COLUMBIA, SC (WCSC) - South Carolina Speaker of the House Bobby Harrell held a press conference Tuesday morning to address the attorney general's decision to send his case to the State Grand Jury.
The Office of South Carolina's attorney general released an announcement on Monday stating that the investigation into ethics complaints against Speaker of the House Bobby Harrell is now being referred to the State Grand Jury.
Speaker Harrell said he was both shocked and blindsided by the news, claiming both SLED and the Attorney General's Office continuously told him and his attorneys they found no areas of concern.
Harrell also said he wants Attorney General Alan Wilson to immediately release the SLED report, because it will show his actions and the actions of his campaign were in line with the State Ethics Act.

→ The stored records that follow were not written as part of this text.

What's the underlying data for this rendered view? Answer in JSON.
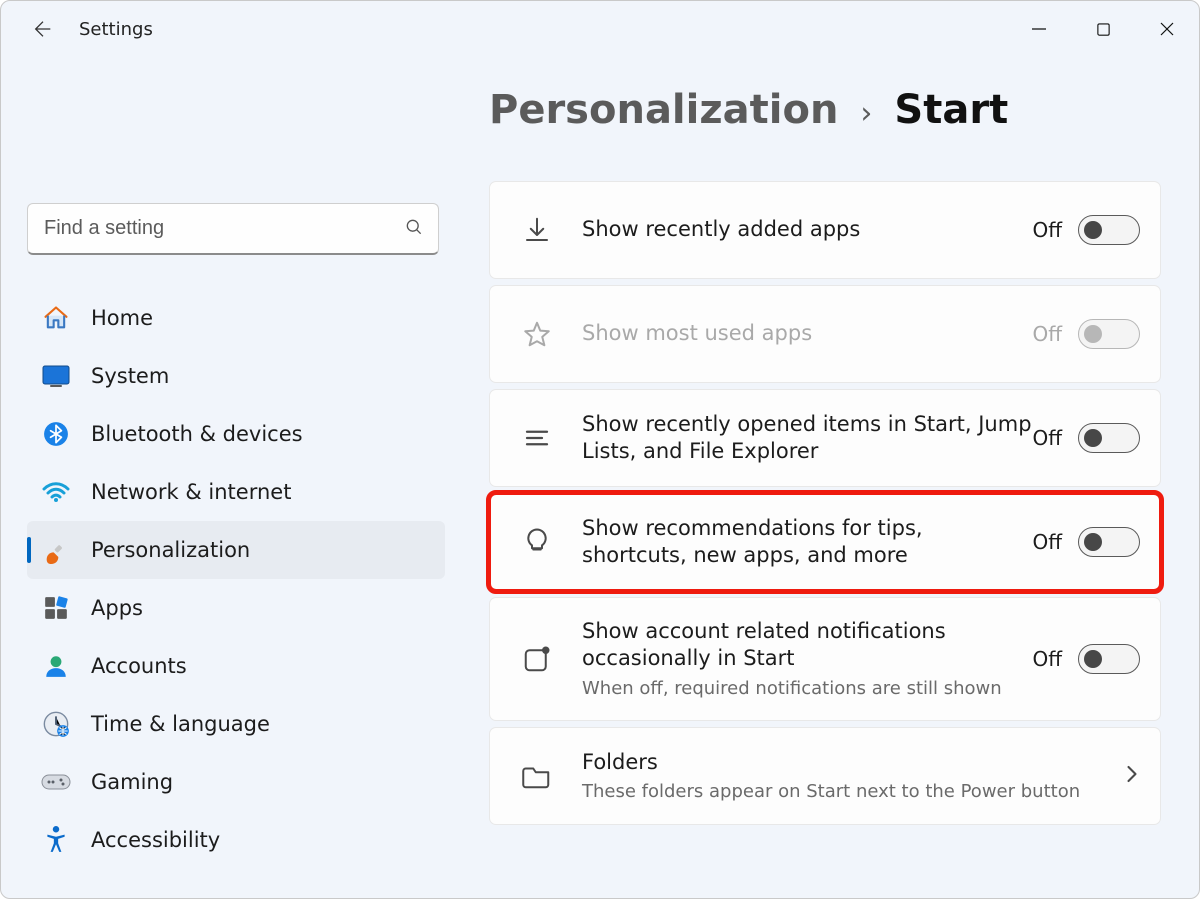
{
  "app": {
    "title": "Settings"
  },
  "search": {
    "placeholder": "Find a setting"
  },
  "sidebar": {
    "items": [
      {
        "label": "Home"
      },
      {
        "label": "System"
      },
      {
        "label": "Bluetooth & devices"
      },
      {
        "label": "Network & internet"
      },
      {
        "label": "Personalization"
      },
      {
        "label": "Apps"
      },
      {
        "label": "Accounts"
      },
      {
        "label": "Time & language"
      },
      {
        "label": "Gaming"
      },
      {
        "label": "Accessibility"
      }
    ]
  },
  "breadcrumb": {
    "parent": "Personalization",
    "separator": "›",
    "current": "Start"
  },
  "settings": [
    {
      "title": "Show recently added apps",
      "state": "Off"
    },
    {
      "title": "Show most used apps",
      "state": "Off"
    },
    {
      "title": "Show recently opened items in Start, Jump Lists, and File Explorer",
      "state": "Off"
    },
    {
      "title": "Show recommendations for tips, shortcuts, new apps, and more",
      "state": "Off"
    },
    {
      "title": "Show account related notifications occasionally in Start",
      "subtitle": "When off, required notifications are still shown",
      "state": "Off"
    },
    {
      "title": "Folders",
      "subtitle": "These folders appear on Start next to the Power button"
    }
  ]
}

The Speaker went on to say the case will not be a distraction for him or the House as they begin their first day of session for the general assembly.
Yesterday, Harrell released the following statement regarding Monday's announcement by the SCAG:
"It is disappointing that the Attorney General notified the press before contacting my attorneys or me about this decision.
"This decision contradicts every indication that SLED and the Attorney General's Office have given us on the progress of this investigation. I have cooperated fully and voluntarily with this investigation, provided access to everything they requested and met with investigators for several interviews.
"At every stage of this investigation it was reiterated to us that investigators have found no areas of concern. Given every indication we have received from SLED and the Attorney General, I am disappointed and shocked by this sudden change of course.
"This has drawn on for far too long and been done behind closed doors. I call on the Attorney General to immediately release the entire SLED report to the public. This report contains the facts of this matter, facts that have been kept from the public and even kept from my attorneys and me."
The complaint that sparked the investigation was filed by Ashley Landess of the South Carolina Policy Council.
Landess is accusing Harrell of using his political influence to get a permit for his pharmaceutical business.
She also accused him of nepotism by appointing his brother to a committee that screens judicial candidates. Harrell is also accused of using his campaign funds to pay for some of his travel expenses and not having the proper receipts.
In the past, Harrell has called the complaints against him an attack driven by a personal and political vendetta.